Data records for software interfaces
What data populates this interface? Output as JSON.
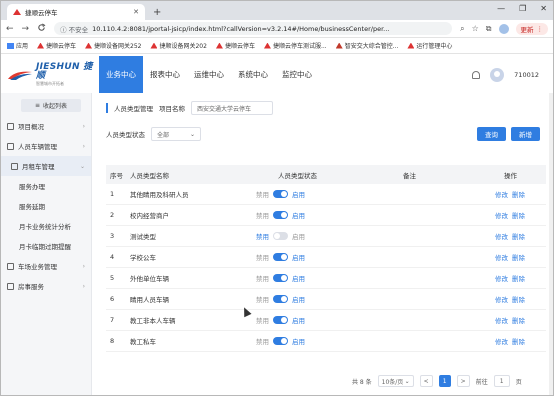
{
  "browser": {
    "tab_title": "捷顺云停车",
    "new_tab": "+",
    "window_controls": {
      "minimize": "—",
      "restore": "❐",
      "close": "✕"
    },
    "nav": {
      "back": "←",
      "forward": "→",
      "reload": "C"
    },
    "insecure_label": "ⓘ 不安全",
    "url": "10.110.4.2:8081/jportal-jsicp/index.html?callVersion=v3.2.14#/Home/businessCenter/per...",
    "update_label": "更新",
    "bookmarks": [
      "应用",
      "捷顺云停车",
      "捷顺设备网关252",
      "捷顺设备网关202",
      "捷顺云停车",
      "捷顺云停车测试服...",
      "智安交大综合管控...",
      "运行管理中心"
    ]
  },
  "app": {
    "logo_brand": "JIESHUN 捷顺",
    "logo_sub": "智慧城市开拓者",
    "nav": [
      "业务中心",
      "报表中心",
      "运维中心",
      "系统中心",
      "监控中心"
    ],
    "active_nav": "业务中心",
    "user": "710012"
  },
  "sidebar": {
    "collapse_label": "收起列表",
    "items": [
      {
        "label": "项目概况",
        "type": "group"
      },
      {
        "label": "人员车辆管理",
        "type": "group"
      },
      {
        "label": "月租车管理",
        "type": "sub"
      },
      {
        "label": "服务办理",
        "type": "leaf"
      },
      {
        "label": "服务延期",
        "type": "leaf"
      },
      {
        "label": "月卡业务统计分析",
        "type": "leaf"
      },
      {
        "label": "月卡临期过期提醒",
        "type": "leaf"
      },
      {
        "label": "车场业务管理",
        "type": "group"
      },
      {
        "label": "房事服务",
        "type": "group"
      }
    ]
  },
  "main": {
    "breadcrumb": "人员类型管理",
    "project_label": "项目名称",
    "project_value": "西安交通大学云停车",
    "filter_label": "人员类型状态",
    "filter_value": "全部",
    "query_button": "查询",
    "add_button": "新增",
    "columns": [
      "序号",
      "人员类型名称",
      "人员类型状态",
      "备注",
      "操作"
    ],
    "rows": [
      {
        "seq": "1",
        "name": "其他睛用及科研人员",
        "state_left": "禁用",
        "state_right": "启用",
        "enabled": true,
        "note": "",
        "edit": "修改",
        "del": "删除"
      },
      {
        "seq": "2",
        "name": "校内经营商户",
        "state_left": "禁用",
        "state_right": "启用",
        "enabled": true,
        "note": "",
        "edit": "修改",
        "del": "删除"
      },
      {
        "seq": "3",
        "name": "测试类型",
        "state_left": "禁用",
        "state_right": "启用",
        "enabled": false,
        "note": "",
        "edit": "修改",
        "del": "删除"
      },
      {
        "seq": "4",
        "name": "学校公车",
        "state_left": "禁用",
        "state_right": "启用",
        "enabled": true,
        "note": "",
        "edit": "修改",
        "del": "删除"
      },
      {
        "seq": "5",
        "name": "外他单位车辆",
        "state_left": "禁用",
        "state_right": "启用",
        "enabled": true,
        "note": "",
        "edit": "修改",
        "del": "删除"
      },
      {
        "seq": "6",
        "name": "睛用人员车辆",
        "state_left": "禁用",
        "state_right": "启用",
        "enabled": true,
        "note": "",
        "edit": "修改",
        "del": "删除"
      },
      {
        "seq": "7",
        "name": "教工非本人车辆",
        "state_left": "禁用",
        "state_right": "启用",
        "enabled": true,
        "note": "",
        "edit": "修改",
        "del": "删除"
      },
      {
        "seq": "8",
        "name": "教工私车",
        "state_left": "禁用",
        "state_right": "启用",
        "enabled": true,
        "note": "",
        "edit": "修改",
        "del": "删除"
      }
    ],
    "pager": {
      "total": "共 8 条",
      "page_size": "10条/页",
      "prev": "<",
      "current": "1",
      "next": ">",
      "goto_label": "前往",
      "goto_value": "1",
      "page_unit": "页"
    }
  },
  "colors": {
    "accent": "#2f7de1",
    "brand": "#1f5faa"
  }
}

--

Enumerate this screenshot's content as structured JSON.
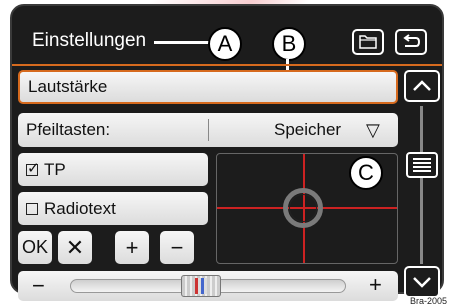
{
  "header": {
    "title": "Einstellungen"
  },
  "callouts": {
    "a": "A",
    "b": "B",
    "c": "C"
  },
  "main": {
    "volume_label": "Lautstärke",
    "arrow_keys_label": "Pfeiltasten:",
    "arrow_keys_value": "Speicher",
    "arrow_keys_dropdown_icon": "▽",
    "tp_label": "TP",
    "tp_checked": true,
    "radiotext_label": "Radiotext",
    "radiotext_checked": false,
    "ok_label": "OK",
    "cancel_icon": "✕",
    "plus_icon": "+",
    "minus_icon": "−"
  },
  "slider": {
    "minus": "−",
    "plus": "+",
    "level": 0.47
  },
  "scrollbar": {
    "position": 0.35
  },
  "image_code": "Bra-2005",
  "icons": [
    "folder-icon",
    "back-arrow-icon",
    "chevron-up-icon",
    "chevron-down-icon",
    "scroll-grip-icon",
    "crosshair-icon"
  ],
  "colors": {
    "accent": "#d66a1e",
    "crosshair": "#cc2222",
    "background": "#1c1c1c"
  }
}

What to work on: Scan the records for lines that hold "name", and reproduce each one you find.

Solution:
        "name": "其他睛用及科研人员",
        "name": "校内经营商户",
        "name": "测试类型",
        "name": "学校公车",
        "name": "外他单位车辆",
        "name": "睛用人员车辆",
        "name": "教工非本人车辆",
        "name": "教工私车",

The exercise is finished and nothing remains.